Do’s and Dont’s of Trap-Neuter-Return of Neighborhood Cats

neighborhood cats

About 50 percent of kittens who are born outside die from predators and illnesses, and the majority of kittens in the shelter system are from neighborhood cats. Fixed cats are less likely to roam, less likely to cross roads, less likely to wander into dangerous or unwanted territory. That’s why it’s important for neighborhood cats to be spayed or neutered before they reproduce and add to the animal overpopulation. But before you do, take heed of these trap-neuter-return do’s and don’ts provided by Pet Community Center’s Feline Fix Manager.

Don’t wait. Whatever day it is, that’s the day you should trap and fix the cat, says Beth DeMonbreun, Feline Fix Manager of Pet Community Center. She says people are hesitant to trap in the winter because of the temperature, but it’s actually logistically easier because you’re not having to worry about the care of newborn kittens. But there are benefits to trapping at all times of the year.

Don’t ever grab a cat unless it’s one of those that comes up in your lap and you pet it all the time and you’ve picked it up before. If there’s any question, the best route would be to use a trap.

Do use a trap.¬† A humane trap is just like a carrier except the door shuts on its own. Nothing scary about it. It’s just a box with a door that shuts behind the cat. The other benefit is you don’t have to be around when the cat gets caught. Pet Community Center offers free traps (one per cat) and will show you how to use it.

Do trap as many neighborhood cats as you can over a two to three day period.
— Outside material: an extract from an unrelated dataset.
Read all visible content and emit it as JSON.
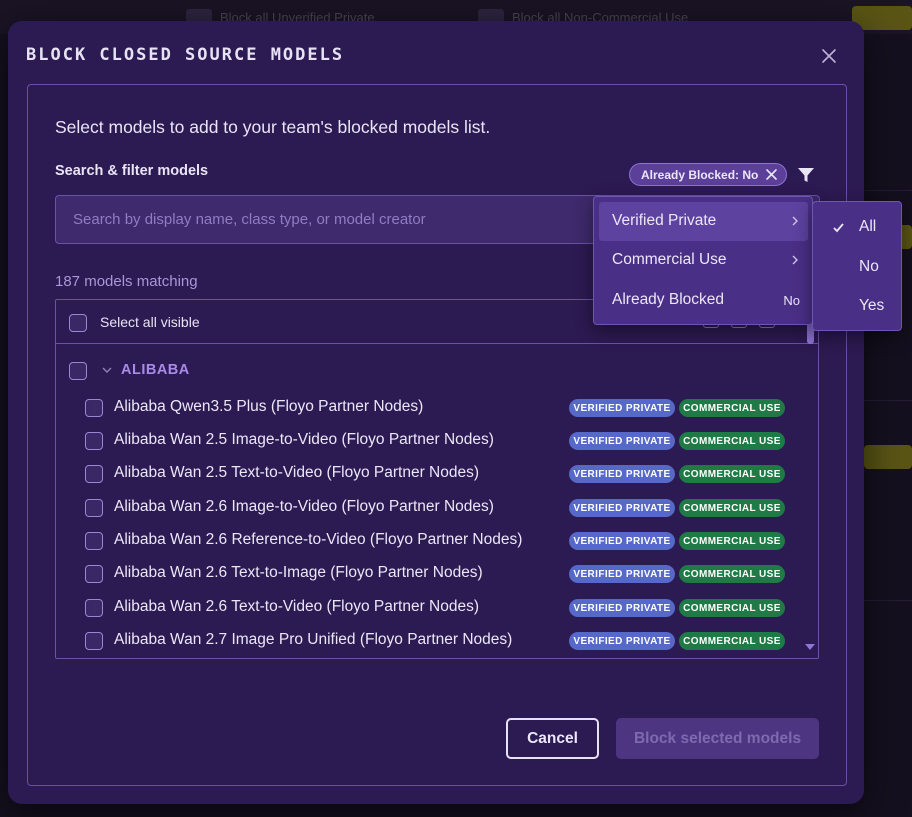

Because once you start to release the fixed cats, if you set the trap out again, you’ve got a 50 percent chance of catching the same cats.

Do keep the cats in a temperature-controlled enclosed  area from the time you trap them until 24 hours after surgery to protect them, because they can get hurt from wild animals.